━━━ Given records ━━━

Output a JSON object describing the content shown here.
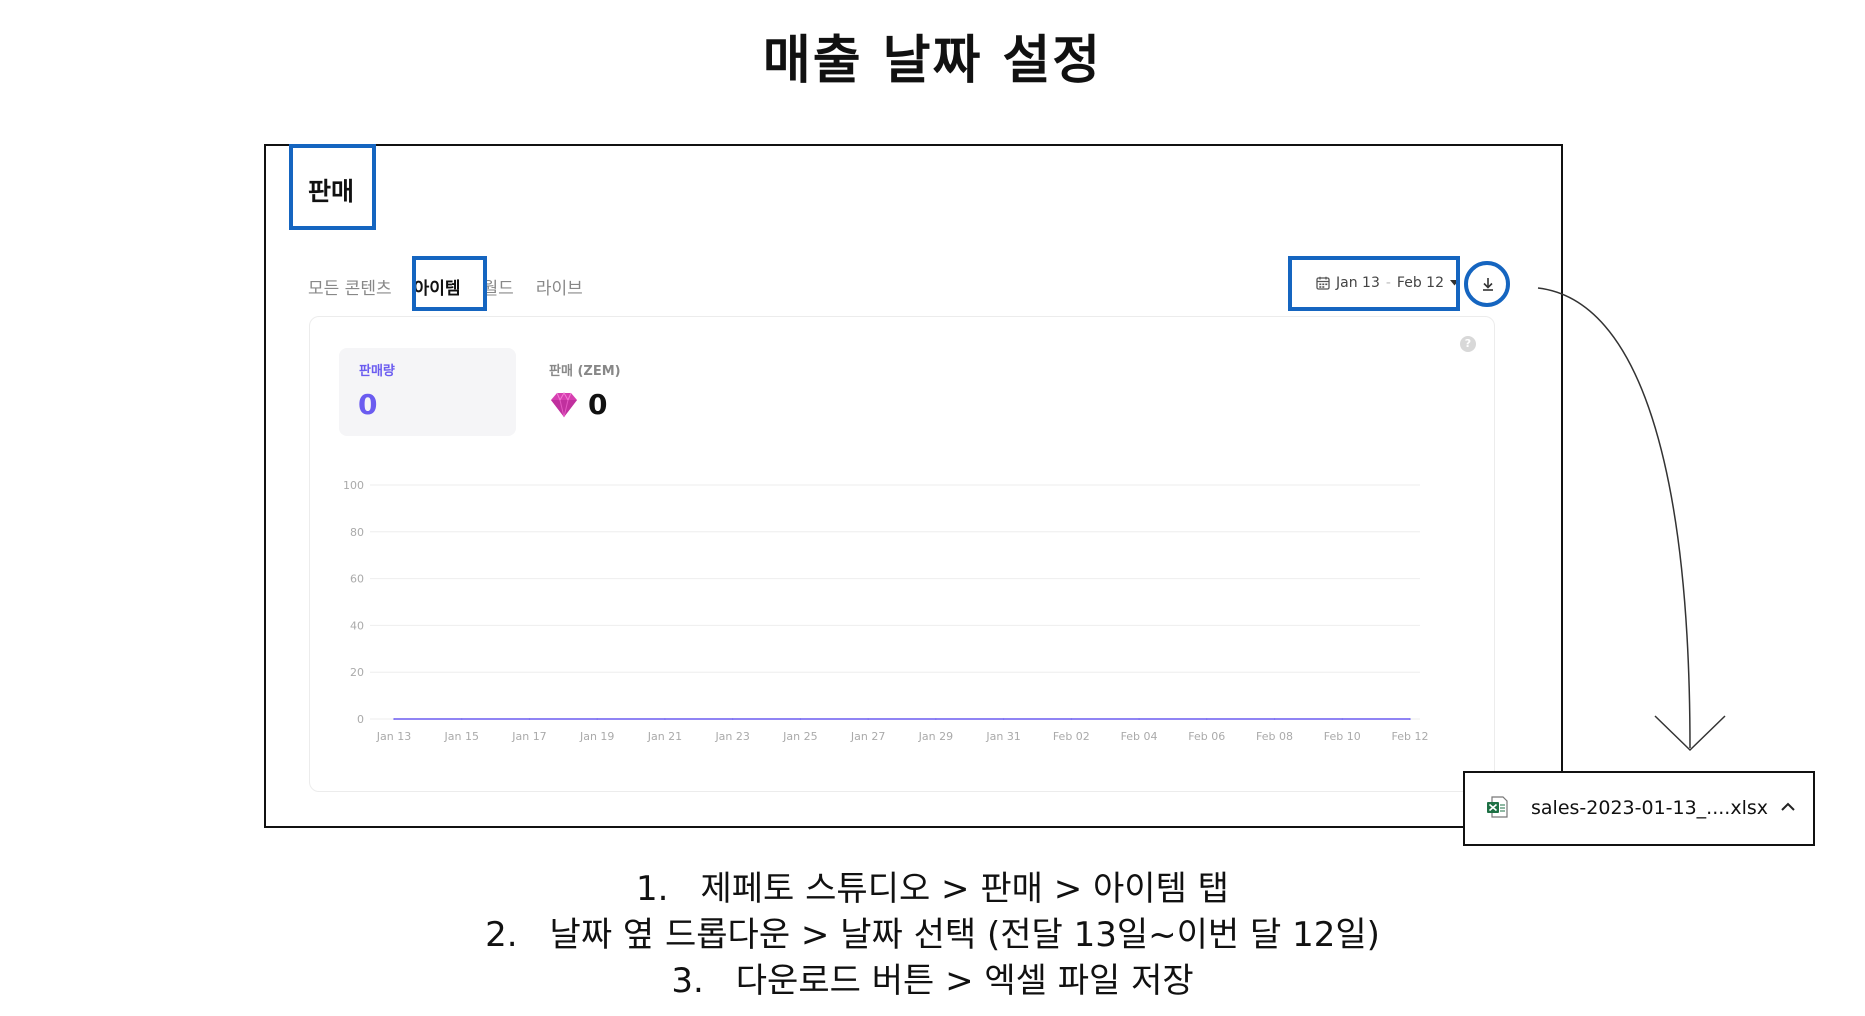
{
  "slide": {
    "title": "매출 날짜 설정"
  },
  "page": {
    "title": "판매",
    "tabs": [
      {
        "label": "모든 콘텐츠",
        "active": false
      },
      {
        "label": "아이템",
        "active": true
      },
      {
        "label": "월드",
        "active": false
      },
      {
        "label": "라이브",
        "active": false
      }
    ],
    "date_range": {
      "start": "Jan 13",
      "separator": "-",
      "end": "Feb 12"
    },
    "help_glyph": "?"
  },
  "metrics": {
    "sales_count": {
      "label": "판매량",
      "value": "0"
    },
    "sales_zem": {
      "label": "판매 (ZEM)",
      "value": "0"
    }
  },
  "chart_data": {
    "type": "line",
    "x": [
      "Jan 13",
      "Jan 15",
      "Jan 17",
      "Jan 19",
      "Jan 21",
      "Jan 23",
      "Jan 25",
      "Jan 27",
      "Jan 29",
      "Jan 31",
      "Feb 02",
      "Feb 04",
      "Feb 06",
      "Feb 08",
      "Feb 10",
      "Feb 12"
    ],
    "series": [
      {
        "values": [
          0,
          0,
          0,
          0,
          0,
          0,
          0,
          0,
          0,
          0,
          0,
          0,
          0,
          0,
          0,
          0
        ]
      }
    ],
    "yticks": [
      0,
      20,
      40,
      60,
      80,
      100
    ],
    "ylim": [
      0,
      100
    ],
    "grid": true,
    "line_color": "#6b5cf0"
  },
  "download_popup": {
    "filename": "sales-2023-01-13_....xlsx"
  },
  "steps": [
    {
      "num": "1.",
      "text": "제페토 스튜디오 > 판매 > 아이템 탭"
    },
    {
      "num": "2.",
      "text": "날짜 옆 드롭다운 > 날짜 선택 (전달 13일~이번 달 12일)"
    },
    {
      "num": "3.",
      "text": "다운로드 버튼 > 엑셀 파일 저장"
    }
  ],
  "colors": {
    "highlight": "#1565c0",
    "accent": "#6b5cf0",
    "gem": "#d63fb0"
  }
}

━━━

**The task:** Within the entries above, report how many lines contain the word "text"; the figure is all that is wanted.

**Solution to the problem:** 3